Any image in the records is to be skipped; everything else should be reproduced exactly.

*** EXTRACTED INFORMATION Section Begins ***

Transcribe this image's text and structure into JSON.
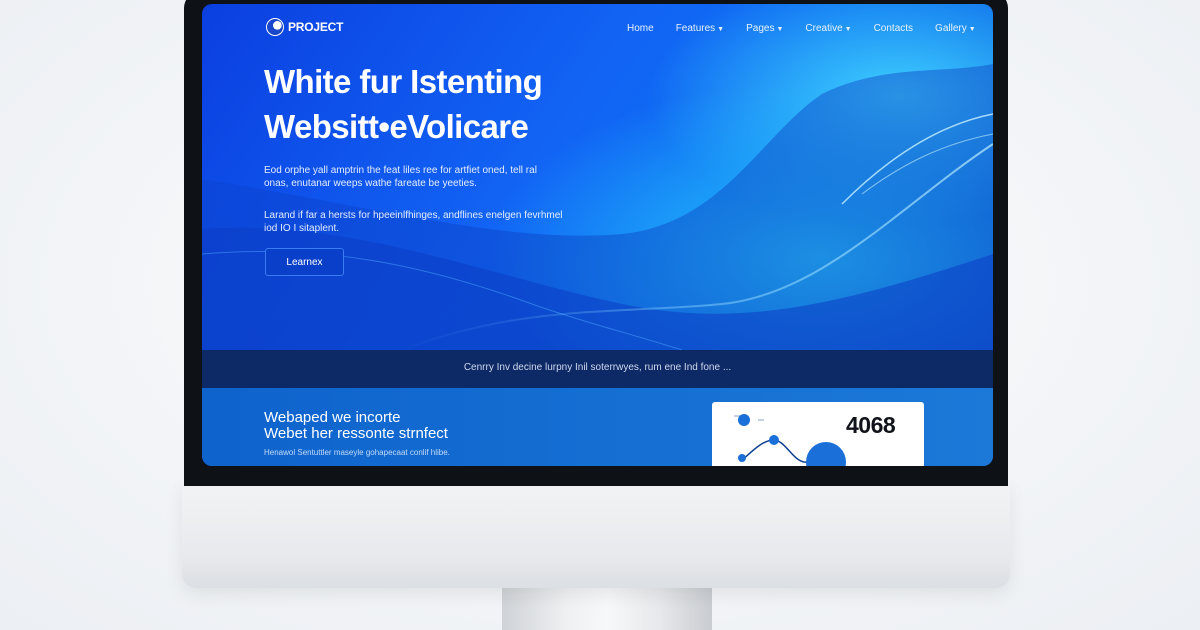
{
  "site": {
    "logo_text": "PROJECT"
  },
  "nav": {
    "items": [
      {
        "label": "Home",
        "has_dropdown": false
      },
      {
        "label": "Features",
        "has_dropdown": true
      },
      {
        "label": "Pages",
        "has_dropdown": true
      },
      {
        "label": "Creative",
        "has_dropdown": true
      },
      {
        "label": "Contacts",
        "has_dropdown": false
      },
      {
        "label": "Gallery",
        "has_dropdown": true
      }
    ],
    "chevron_icon": "chevron-down-icon"
  },
  "hero": {
    "title_line1": "White fur Istenting",
    "title_line2": "Websitt•eVolicare",
    "paragraph1": "Eod orphe yall amptrin the feat liles ree for artfiet oned, tell ral onas, enutanar weeps wathe fareate be yeeties.",
    "paragraph2": "Larand if far a hersts for hpeeinlfhinges, andflines enelgen fevrhmel iod IO I sitaplent.",
    "cta_label": "Learnex"
  },
  "banner": {
    "text": "Cenrry Inv decine lurpny Inil soterrwyes, rum ene Ind fone ..."
  },
  "section": {
    "title_line1": "Webaped we incorte",
    "title_line2": "Webet her ressonte strnfect",
    "subtitle": "Henawol Sentuttler maseyle gohapecaat conlif hlibe."
  },
  "stat_card": {
    "value": "4068"
  },
  "colors": {
    "hero_blue": "#1264f5",
    "banner_navy": "#0d2a66",
    "cta_blue": "#0a3fc9",
    "accent_cyan": "#27c4ff"
  }
}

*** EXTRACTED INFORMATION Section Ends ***

◆ **ANSWER SECTION**:
Transcribe this image's text and structure into JSON.
{
  "site": {
    "logo_text": "PROJECT"
  },
  "nav": {
    "items": [
      {
        "label": "Home",
        "has_dropdown": false
      },
      {
        "label": "Features",
        "has_dropdown": true
      },
      {
        "label": "Pages",
        "has_dropdown": true
      },
      {
        "label": "Creative",
        "has_dropdown": true
      },
      {
        "label": "Contacts",
        "has_dropdown": false
      },
      {
        "label": "Gallery",
        "has_dropdown": true
      }
    ],
    "chevron_icon": "chevron-down-icon"
  },
  "hero": {
    "title_line1": "White fur Istenting",
    "title_line2": "Websitt•eVolicare",
    "paragraph1": "Eod orphe yall amptrin the feat liles ree for artfiet oned, tell ral onas, enutanar weeps wathe fareate be yeeties.",
    "paragraph2": "Larand if far a hersts for hpeeinlfhinges, andflines enelgen fevrhmel iod IO I sitaplent.",
    "cta_label": "Learnex"
  },
  "banner": {
    "text": "Cenrry Inv decine lurpny Inil soterrwyes, rum ene Ind fone ..."
  },
  "section": {
    "title_line1": "Webaped we incorte",
    "title_line2": "Webet her ressonte strnfect",
    "subtitle": "Henawol Sentuttler maseyle gohapecaat conlif hlibe."
  },
  "stat_card": {
    "value": "4068"
  },
  "colors": {
    "hero_blue": "#1264f5",
    "banner_navy": "#0d2a66",
    "cta_blue": "#0a3fc9",
    "accent_cyan": "#27c4ff"
  }
}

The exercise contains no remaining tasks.